Tuesday, April 23, 2019

Book Review: Dave Barry's Lessons from Lucy (2019)

I've been following Dave Barry since his nationally syndicated column in the Miami Herald as a teenager. (For those of you who don't want to research the timeline, that's about 20 years ago.) I wasn't expecting much from Barry's latest book--after all, it's marketed as "self-help," and Barry excels when he notices and mocks the ordinary. "Mocking" and "earnest self-help advice" don't mesh well, so I figured Barry was just cashing in on his name and reputation to pay for his daughter's college tuition. Boy, was I wrong. This book is one of Barry's best. 
First, if you are a dog lover, you have to get this book. Second, if you're not a dog lover, don't worry--Barry refers to Lucy after his usual storytelling, using her as a sort of canine muse. The book does get overly sentimental in places, but only three or four times total. (e.g., "Do not be afraid to say these words: I was wrong. I made a mistake. I'm sorry. I apologize.") 

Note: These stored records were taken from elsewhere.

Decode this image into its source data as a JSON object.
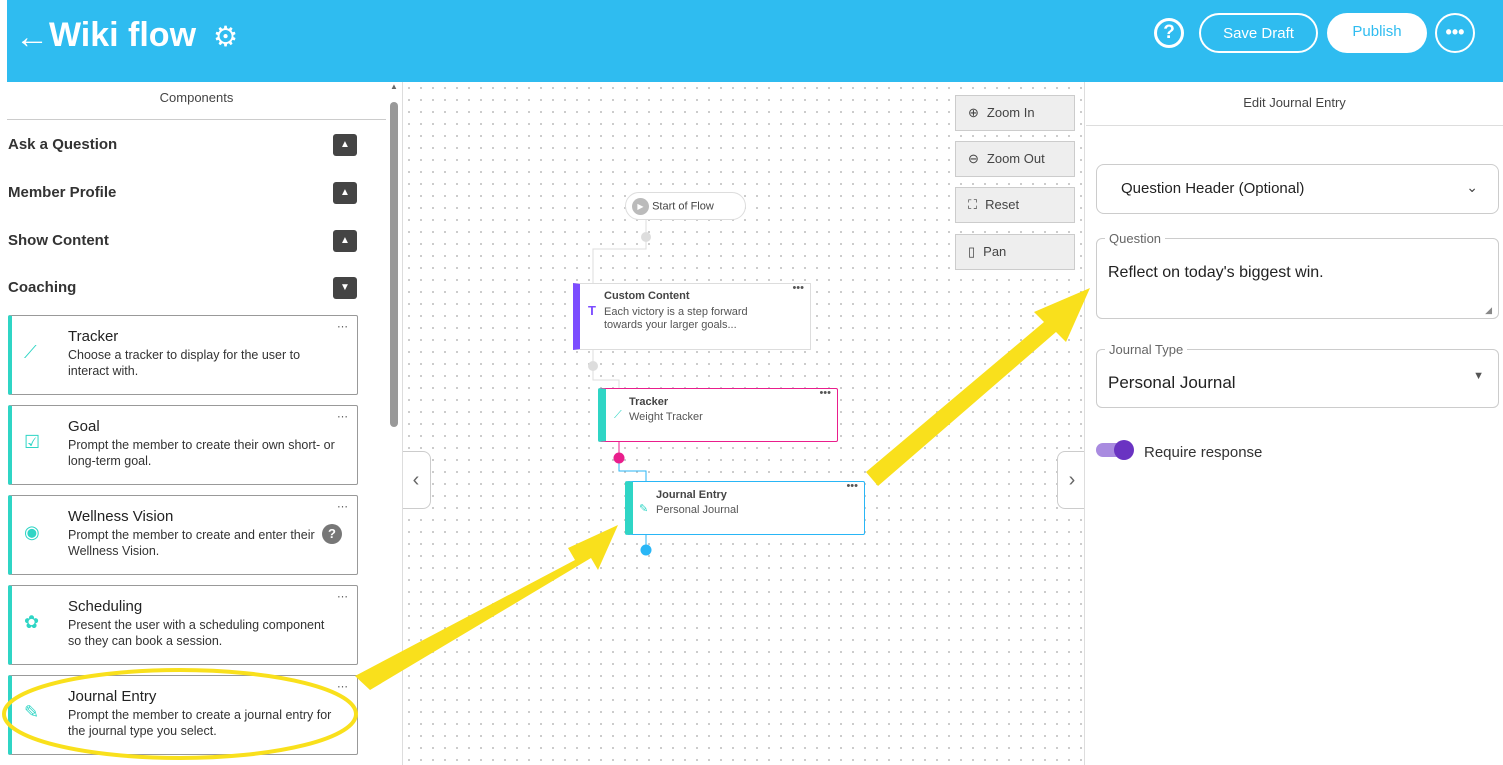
{
  "header": {
    "title": "Wiki flow",
    "save_draft": "Save Draft",
    "publish": "Publish",
    "help": "?",
    "more": "•••"
  },
  "left": {
    "title": "Components",
    "sections": [
      {
        "label": "Ask a Question",
        "state": "collapsed"
      },
      {
        "label": "Member Profile",
        "state": "collapsed"
      },
      {
        "label": "Show Content",
        "state": "collapsed"
      },
      {
        "label": "Coaching",
        "state": "expanded"
      }
    ],
    "cards": [
      {
        "title": "Tracker",
        "desc": "Choose a tracker to display for the user to interact with.",
        "icon": "trend-icon",
        "glyph": "⟋"
      },
      {
        "title": "Goal",
        "desc": "Prompt the member to create their own short- or long-term goal.",
        "icon": "checklist-icon",
        "glyph": "☑"
      },
      {
        "title": "Wellness Vision",
        "desc": "Prompt the member to create and enter their Wellness Vision.",
        "icon": "eye-icon",
        "glyph": "◉"
      },
      {
        "title": "Scheduling",
        "desc": "Present the user with a scheduling component so they can book a session.",
        "icon": "palette-icon",
        "glyph": "✿"
      },
      {
        "title": "Journal Entry",
        "desc": "Prompt the member to create a journal entry for the journal type you select.",
        "icon": "journal-icon",
        "glyph": "✎"
      }
    ]
  },
  "canvas": {
    "zoom_in": "Zoom In",
    "zoom_out": "Zoom Out",
    "reset": "Reset",
    "pan": "Pan",
    "start": "Start of Flow",
    "nodes": [
      {
        "title": "Custom Content",
        "body": "Each victory is a step forward towards your larger goals...",
        "color": "#7c4dff"
      },
      {
        "title": "Tracker",
        "body": "Weight Tracker",
        "color": "#e91e8c"
      },
      {
        "title": "Journal Entry",
        "body": "Personal Journal",
        "color": "#29b6f6"
      }
    ]
  },
  "right": {
    "title": "Edit Journal Entry",
    "header_select": "Question Header (Optional)",
    "question_label": "Question",
    "question_value": "Reflect on today's biggest win.",
    "type_label": "Journal Type",
    "type_value": "Personal Journal",
    "require": "Require response",
    "require_on": true
  },
  "colors": {
    "brand": "#2fbcf0",
    "teal": "#2fd5c5",
    "annotation": "#f9e01c"
  }
}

More common are the following thoughts, such as when Barry participates in a corporate pro-diversity program: "Inside we were seething. We were ready to go out and join the [Ku Klux] Klan. Even the black employees." I'll end with one of Barry's best paragraphs: "So what I'm saying to you, especially if you're getting up in years, is: Don't settle for contentment. Don't just stand around grinning. Get out there. It's a wonderful world." 

No comments: